Now this doesn’t mean I don’t want to keep my local Joann’s in business too. That store provides numerous jobs as well as a good price for non-fabric items that I need regularly. The hours are also quite convenient. Thus I really do like to spread my quilt shopping around.
On that note, I would like to share a recent lesson I’ve learned that would fit into the category “if it looks too good to be true, it probably is”. On a recent trip to Joann’s I saw a product I found intriguing:
I’ve been doing a lot of “thread tail hiding” on my latest quilts, using the technique I illustrated in my March 27th post called Loose Ends: http://clkquilt.wordpress.com/2011/03/27/loose-ends/. I’m using the standard self threading needles and they work well, but sometimes they’re a bit tricky to pull the thread into. I decided I needed to try this “side opening design”, even though it was packaged as one of those “as seen on tv” deals. Please don’t waste your money! The needles were thick, dull, expensive and quite difficult to thread.
Well, as of today the kits are together (with help from my dear husband) and I’m anxious to finish packing. Nancy’s Expo is always such fun. Hope to see many of you there!
I just received a comment from Sarah B. informing us all that the original “Spiral Eye Needle” was designed by a woman named Pam Turner and is made in the USA. Sarah said that these needles are great, so I went to the website and ordered a set. I can’t wait to try them and I’ll be sure to share my thoughts in a future post :-)!
What great comments. I especially liked the expression “shopping your stash”. Thanks Cindy. I think many of us could make wonderful quilts without ever making a trip to the quilt shop.
I was very convicted by Pat’s challenge to use my Liberty fabrics and they’re hanging on the design wall now just waiting for the right idea to grab me. (this may happen after the holidays – we’ll see).
While I was writing the “Too Beautiful” post I came to realize that I actually had reached the point a few years ago that when I buy a fabric I really love I allow myself to use it as inspiration for something new right away. The blendable, “tone on tones” go into the stash, but when the new, jaw dropper, makes my fingers start to itch I’ll often just ignore the guilt of that project I’m in the middle of (which isn’t as exciting as when it was first begun) and indulge in playing with the exciting stuff.
Another method I’ve found helpful lately is to put the new gorgeous stuff in the stash just until the next time I’m ready to take a new challenge or I need to come up with a new class project. Then I grab that inticing piece and allow it to be the impetous for this new endeavor. This usually helps to get the ball rolling. Picking out other fabrics to go with the exciting one is always such fun for me.
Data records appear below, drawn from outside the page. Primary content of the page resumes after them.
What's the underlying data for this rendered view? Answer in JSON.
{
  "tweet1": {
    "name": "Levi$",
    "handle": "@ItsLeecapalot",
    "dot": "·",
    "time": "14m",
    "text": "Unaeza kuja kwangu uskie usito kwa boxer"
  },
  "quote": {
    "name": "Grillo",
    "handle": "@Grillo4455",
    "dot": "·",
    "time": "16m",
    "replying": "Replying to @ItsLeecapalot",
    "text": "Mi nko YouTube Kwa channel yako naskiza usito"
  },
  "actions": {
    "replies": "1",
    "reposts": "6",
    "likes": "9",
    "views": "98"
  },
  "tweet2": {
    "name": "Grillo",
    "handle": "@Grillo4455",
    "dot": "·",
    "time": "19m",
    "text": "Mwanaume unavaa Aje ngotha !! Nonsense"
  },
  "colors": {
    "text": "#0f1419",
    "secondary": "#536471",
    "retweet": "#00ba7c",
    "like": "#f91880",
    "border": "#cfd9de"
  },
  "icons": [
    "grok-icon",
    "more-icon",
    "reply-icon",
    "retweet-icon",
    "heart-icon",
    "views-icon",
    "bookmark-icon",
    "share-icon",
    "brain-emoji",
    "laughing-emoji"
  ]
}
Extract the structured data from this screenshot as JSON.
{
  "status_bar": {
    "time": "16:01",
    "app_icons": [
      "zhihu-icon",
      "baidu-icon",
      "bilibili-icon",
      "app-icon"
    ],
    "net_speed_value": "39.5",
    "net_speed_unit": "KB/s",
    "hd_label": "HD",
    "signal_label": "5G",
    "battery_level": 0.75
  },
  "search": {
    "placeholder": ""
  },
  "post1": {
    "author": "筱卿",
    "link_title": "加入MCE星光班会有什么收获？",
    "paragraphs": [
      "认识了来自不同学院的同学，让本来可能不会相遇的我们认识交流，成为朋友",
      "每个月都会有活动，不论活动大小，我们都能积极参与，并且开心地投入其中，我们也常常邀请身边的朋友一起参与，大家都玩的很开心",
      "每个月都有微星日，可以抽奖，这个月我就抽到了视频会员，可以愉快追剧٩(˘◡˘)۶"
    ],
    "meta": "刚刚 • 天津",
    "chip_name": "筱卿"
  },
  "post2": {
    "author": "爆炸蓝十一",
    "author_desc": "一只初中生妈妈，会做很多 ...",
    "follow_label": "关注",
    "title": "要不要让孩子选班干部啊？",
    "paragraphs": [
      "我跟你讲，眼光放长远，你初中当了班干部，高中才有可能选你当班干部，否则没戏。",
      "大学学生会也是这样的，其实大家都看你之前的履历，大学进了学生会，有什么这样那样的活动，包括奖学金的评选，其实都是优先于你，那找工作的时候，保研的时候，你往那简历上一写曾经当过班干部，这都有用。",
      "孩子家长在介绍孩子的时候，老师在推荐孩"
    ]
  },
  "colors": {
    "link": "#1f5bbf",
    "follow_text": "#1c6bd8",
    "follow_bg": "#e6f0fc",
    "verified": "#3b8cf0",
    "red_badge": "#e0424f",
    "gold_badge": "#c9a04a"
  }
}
The only problem with this system is that the great fabrics from my “petting and not using” days are still in the stash. So, thanks to Pat, I’m going to focus on some past loves. Who knows, some of them may look great together.
Perhaps I should step away from the computer and fondle some fabric :-). Blessings, Chris
Mary Beth made a comment last week that inspired this week’s topic. She said she had received a piece of fabric in an exchange with a quilter in Africa and it was too special and unique to cut into. Haven’t we all been there? In 1989 my husband and I vacationed in London. Liberty’s of London was at the top of my list of destinations because I’d heard so much about their fabrics. They were beautiful and had a lovely silky feel. My husband was indulgent and I purchased a meter of 3 different yards and a few scraps from a bin. For years I would take them out and pet them and then put them right back in the purple plastic Liberty bag (duh!). That’s where I found them today.
This reminds me of a quote from Ricky Tims: “If you never use it, you’ll never use it”. I used to love it. Now I don’t. What a waste.
Admit it. You’ve done the same. Please let me know your philosophy on this issue by commenting at the end of this post and I’ll have a few comments on Thursday :-).